:: What you have to do ::
Look for "Позиция" in each line of the entries, and return the matching lines.

(Extracted data entries)
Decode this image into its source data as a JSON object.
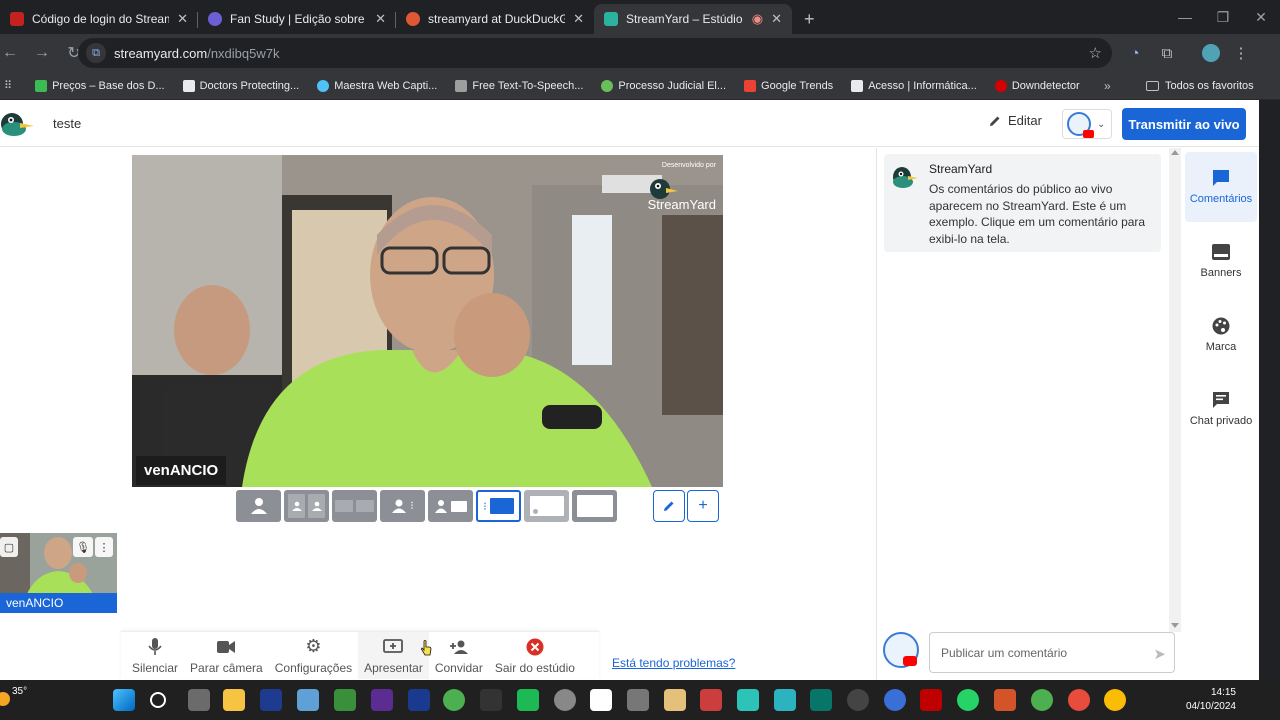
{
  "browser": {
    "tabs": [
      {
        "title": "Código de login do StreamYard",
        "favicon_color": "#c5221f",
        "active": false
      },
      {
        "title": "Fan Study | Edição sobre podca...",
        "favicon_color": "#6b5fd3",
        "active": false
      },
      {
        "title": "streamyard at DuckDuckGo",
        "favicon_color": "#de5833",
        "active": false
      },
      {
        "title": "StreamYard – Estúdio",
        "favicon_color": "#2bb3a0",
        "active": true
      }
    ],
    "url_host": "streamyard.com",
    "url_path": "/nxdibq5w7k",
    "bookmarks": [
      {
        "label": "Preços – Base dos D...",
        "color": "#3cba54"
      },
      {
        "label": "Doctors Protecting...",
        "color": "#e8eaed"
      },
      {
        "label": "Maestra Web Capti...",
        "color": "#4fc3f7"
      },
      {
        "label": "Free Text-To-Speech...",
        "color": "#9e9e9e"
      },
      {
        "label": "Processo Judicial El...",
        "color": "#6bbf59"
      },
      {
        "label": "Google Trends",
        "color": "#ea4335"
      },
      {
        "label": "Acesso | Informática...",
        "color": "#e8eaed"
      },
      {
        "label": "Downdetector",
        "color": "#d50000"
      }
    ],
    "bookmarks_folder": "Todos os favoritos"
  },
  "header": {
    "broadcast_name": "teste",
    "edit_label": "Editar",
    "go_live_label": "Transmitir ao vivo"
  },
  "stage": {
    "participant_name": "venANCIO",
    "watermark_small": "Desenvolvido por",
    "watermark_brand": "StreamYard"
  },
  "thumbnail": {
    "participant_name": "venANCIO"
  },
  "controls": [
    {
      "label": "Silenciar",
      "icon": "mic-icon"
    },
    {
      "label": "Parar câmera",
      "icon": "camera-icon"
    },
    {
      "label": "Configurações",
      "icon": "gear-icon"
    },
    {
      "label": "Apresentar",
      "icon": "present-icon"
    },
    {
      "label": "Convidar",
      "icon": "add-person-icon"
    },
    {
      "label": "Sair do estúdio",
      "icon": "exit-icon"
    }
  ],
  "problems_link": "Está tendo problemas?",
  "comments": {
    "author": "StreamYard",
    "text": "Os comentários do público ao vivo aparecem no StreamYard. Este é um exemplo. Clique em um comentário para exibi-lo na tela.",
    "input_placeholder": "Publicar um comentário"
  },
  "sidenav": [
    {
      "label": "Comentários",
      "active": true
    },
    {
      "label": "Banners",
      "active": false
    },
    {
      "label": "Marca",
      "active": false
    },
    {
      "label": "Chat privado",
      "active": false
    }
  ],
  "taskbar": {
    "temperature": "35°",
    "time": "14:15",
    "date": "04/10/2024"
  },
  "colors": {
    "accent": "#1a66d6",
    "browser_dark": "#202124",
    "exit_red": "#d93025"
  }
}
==
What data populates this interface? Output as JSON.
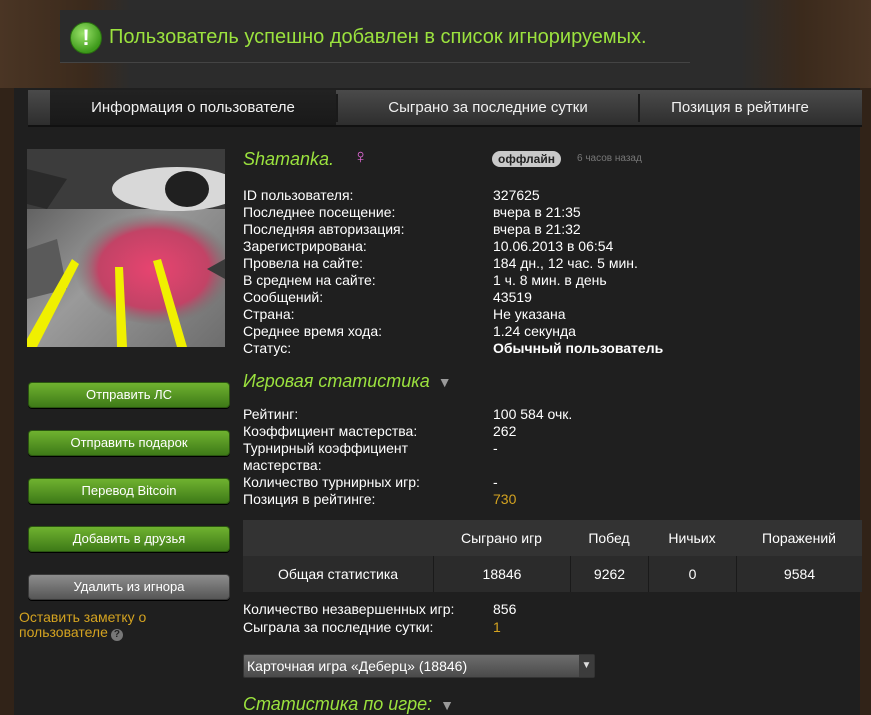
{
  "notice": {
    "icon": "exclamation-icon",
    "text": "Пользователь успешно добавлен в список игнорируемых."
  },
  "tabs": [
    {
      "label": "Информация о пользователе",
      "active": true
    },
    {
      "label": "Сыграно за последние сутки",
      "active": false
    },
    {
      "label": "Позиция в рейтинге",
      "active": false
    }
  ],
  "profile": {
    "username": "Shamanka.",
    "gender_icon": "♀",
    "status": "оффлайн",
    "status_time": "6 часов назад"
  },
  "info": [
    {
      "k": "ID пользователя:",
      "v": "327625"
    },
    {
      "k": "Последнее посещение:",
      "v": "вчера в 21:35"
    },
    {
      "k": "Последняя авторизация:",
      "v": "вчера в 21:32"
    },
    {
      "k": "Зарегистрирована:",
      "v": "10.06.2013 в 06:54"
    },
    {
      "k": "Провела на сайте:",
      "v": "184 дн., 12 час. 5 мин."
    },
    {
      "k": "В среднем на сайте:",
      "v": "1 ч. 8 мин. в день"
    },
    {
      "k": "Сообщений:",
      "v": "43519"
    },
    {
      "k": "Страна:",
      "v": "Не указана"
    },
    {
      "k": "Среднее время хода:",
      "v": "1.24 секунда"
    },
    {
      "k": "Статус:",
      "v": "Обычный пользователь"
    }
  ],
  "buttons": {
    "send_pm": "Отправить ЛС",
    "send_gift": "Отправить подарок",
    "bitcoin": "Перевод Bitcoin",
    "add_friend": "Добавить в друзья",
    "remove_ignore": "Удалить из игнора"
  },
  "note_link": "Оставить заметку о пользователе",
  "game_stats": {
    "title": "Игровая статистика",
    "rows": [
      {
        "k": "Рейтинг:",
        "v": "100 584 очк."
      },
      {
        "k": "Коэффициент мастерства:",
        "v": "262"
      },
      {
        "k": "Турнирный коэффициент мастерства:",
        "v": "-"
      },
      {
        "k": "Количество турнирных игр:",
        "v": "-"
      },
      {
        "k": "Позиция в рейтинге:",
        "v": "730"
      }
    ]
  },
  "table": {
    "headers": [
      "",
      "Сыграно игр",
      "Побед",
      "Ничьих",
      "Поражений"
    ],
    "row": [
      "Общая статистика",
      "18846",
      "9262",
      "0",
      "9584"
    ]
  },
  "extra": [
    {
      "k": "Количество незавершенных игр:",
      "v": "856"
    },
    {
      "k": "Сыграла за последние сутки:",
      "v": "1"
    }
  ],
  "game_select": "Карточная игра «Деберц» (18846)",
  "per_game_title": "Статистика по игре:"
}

:: Response to this exercise ::
      "label": "Позиция в рейтинге",
        "k": "Позиция в рейтинге:",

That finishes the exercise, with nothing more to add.